And yet for someone who could mount a defense of Richard Wagner, couldn't John Borstlap recall Wagner's axiom that it was from the wellspring of the people that real art could emerge? What if that real art from the people and not the decadent aristocracies turned out to be ... some kind of popular music? The path from plainchant through organum to votive masses to Palestrina and William Byrd took centuries.
I've written this plenty of times in the past but the collapse of an ars perfecta and centuries of incremental evolution within short-form styles is something we've seen in the West already. If anything that gives me reason to wonder whether Borstlap's conception of the musical history of the West is too stunted. Surely he knows all these things I've just alluded to, and if he does then perhaps he can appreciate that just as the demise of ars perfecta did not lead straightaway to J. S. Bach there's no reason to think that the peak and decline of a comparable ars perfecta in the Germanic symphonic idiom really means that "classical music" as a discipline is actually dying.

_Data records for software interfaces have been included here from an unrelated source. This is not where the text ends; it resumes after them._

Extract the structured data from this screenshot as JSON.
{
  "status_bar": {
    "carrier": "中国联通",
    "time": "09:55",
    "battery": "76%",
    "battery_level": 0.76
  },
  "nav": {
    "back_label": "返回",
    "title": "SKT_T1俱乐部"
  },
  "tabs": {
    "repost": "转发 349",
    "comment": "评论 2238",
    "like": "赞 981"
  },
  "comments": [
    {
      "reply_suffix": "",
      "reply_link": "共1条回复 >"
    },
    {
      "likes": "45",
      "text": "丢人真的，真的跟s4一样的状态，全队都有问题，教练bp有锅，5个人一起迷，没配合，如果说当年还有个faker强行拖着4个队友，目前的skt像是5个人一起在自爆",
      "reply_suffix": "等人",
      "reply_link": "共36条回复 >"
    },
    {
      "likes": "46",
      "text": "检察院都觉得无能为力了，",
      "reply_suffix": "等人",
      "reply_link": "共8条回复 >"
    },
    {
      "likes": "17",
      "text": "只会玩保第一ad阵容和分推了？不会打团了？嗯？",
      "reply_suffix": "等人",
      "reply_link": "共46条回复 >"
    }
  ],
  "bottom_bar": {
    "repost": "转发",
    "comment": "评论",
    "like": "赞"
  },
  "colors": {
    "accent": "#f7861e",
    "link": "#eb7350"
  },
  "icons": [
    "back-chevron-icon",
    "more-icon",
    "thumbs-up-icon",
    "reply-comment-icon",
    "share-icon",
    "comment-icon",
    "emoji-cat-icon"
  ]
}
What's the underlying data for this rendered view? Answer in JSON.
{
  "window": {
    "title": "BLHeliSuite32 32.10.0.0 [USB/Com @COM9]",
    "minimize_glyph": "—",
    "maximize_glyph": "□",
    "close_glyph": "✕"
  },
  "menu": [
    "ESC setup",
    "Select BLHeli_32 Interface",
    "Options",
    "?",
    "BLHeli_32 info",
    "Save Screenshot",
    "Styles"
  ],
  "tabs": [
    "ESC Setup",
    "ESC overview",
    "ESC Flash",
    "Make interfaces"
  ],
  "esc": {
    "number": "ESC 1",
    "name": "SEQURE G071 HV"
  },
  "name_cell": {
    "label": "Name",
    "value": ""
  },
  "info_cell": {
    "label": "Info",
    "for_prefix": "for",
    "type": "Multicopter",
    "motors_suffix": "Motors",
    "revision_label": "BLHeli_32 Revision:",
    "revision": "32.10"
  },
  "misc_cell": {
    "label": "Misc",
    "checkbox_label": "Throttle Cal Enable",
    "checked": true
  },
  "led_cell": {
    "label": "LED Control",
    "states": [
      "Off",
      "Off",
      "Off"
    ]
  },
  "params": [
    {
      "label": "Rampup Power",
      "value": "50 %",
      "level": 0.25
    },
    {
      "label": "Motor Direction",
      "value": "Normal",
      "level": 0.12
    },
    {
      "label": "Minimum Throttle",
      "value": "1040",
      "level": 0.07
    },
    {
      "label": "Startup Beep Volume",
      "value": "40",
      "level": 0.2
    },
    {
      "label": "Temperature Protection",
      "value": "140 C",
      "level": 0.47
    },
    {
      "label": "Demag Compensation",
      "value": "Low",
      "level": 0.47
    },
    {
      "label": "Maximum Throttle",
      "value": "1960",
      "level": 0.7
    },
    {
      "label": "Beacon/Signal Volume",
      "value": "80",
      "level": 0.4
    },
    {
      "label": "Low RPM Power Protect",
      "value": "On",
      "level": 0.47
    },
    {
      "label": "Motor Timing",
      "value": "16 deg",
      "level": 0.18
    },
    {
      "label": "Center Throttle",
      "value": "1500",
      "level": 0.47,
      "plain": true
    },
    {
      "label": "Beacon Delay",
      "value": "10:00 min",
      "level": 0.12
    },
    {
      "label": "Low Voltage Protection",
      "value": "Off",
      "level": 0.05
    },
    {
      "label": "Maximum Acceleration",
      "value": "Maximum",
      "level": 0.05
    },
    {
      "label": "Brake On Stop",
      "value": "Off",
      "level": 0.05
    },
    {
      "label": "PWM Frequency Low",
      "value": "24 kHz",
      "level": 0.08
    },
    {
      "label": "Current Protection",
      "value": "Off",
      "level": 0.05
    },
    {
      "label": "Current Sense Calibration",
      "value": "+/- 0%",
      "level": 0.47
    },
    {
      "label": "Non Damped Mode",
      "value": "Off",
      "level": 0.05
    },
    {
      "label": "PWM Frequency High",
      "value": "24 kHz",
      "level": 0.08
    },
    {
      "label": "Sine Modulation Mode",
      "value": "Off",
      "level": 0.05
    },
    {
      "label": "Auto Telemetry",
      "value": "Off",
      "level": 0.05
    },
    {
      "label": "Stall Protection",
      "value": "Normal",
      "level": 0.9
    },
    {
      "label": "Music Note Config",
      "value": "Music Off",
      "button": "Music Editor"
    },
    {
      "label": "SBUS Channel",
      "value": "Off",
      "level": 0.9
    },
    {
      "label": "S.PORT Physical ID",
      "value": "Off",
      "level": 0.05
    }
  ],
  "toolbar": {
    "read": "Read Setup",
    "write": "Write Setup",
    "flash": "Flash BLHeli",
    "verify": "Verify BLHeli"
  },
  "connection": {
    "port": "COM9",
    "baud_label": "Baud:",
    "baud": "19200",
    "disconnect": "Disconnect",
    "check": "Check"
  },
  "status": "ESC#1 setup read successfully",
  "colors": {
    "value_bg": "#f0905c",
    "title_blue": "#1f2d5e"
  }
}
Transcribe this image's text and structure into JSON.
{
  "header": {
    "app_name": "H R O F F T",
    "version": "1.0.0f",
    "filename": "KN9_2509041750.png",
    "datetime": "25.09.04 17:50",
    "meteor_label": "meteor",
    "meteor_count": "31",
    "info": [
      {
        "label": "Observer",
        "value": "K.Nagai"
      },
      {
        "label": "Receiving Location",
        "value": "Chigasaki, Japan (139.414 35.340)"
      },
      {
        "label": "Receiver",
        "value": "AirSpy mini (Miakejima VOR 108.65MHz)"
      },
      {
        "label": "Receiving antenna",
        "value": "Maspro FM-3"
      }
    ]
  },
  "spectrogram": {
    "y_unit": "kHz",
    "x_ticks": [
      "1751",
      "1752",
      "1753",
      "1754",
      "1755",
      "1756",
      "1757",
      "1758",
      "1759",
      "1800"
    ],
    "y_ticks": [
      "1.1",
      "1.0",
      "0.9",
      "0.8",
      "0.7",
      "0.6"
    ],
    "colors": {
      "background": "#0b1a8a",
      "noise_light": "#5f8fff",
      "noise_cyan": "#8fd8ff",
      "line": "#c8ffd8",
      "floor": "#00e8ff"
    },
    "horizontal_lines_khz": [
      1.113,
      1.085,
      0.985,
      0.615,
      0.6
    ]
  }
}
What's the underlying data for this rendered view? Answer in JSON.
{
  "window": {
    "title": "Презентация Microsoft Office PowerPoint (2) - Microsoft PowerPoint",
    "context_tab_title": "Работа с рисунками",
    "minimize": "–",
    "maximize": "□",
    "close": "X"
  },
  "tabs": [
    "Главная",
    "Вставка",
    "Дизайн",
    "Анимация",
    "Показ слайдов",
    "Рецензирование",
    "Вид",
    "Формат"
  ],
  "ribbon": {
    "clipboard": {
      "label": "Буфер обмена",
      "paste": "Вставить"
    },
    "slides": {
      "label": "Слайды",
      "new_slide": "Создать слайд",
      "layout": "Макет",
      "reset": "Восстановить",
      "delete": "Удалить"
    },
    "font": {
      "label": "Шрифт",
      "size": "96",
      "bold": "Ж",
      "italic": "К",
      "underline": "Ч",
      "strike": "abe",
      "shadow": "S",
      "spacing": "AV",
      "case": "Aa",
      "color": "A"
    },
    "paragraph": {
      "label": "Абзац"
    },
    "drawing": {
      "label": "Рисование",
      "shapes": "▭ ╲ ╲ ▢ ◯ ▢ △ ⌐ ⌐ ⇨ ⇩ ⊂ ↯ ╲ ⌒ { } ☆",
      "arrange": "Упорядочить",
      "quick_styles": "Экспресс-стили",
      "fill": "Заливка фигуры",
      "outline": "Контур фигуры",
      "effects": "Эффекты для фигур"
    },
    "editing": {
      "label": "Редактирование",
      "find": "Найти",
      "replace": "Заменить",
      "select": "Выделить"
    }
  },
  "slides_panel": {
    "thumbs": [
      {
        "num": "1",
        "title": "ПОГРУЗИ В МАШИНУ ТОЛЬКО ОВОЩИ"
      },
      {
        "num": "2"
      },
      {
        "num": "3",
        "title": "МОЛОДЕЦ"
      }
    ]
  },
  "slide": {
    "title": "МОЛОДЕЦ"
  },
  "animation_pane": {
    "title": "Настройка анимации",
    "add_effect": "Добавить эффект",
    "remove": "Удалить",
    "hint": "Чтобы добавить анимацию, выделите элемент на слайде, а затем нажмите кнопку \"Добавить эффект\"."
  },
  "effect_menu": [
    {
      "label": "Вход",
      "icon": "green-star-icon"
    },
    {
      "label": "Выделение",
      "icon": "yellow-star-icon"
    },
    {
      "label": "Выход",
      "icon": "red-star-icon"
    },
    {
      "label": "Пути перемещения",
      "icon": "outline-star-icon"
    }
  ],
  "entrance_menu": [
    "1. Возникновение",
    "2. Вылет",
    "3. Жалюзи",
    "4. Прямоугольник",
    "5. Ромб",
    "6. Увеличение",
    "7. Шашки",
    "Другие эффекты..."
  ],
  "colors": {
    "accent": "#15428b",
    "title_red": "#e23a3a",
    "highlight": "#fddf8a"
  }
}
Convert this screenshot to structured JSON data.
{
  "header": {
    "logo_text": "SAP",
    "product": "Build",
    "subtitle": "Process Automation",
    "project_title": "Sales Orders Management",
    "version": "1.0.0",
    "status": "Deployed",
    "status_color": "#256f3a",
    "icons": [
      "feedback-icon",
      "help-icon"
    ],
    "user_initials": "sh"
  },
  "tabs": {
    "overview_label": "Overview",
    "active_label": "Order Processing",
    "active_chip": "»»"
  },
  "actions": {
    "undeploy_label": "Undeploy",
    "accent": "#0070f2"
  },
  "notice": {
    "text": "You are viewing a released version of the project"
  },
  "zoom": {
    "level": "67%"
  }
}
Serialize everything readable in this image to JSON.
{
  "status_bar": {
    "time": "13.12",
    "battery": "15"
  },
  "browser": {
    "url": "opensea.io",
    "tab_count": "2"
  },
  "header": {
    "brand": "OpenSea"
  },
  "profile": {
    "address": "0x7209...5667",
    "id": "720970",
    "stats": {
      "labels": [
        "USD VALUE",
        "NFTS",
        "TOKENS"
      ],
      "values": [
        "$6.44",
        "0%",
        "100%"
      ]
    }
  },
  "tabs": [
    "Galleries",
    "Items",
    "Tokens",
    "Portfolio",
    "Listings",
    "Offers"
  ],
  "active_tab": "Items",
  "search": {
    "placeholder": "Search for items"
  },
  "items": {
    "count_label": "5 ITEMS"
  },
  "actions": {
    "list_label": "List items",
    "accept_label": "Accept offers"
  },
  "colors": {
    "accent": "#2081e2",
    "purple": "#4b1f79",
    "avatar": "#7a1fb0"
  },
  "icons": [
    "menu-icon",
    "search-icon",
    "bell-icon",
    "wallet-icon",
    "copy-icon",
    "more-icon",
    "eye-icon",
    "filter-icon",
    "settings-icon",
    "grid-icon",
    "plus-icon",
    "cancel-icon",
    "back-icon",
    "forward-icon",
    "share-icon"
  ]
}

But that's worth pondering because the ars perfecta known by that name was a vocal art--the symphony may have become an ars perfecta that is not fiscally sustainable or socially sustainable for reasons that may not be so different from the reasons choral music became less dominant in the West. It's not that it vanished choral music might make a return--it's that musical literacy and idiomatic practices and theorizing migrated from one performance practice to another. If for a keyboardist the fugue is old fashioned for a guitarist the fugue is arguably at the outer limits of avant garde experimentation, and perhaps even to this day still a way of writing for the instrument that is considered physically impossible or at the outermost limits of what a person can be expected to do with the guitar.
So, on the whole, I'm grateful Borstlap took aim at Steiner's book because, now that I've read it, I thought it was a thought-provoking read. I think Borstlap may have completely missed Steiner's point about how the Holocaust can be seen as a culmination of the tensions between the monotheistic and pagan traditions within the West. That's a pretty severe failure to get what Steiner was actually arguing and if Borstlap isn't educated in or interested in discussions and debates about religious thought then all of Steiner's talk about how the millenarian utopianism in 19th century European thought was going to lead to the creation of Heaven or, if that were impossible, refining Hell, would be lost on Borstlap.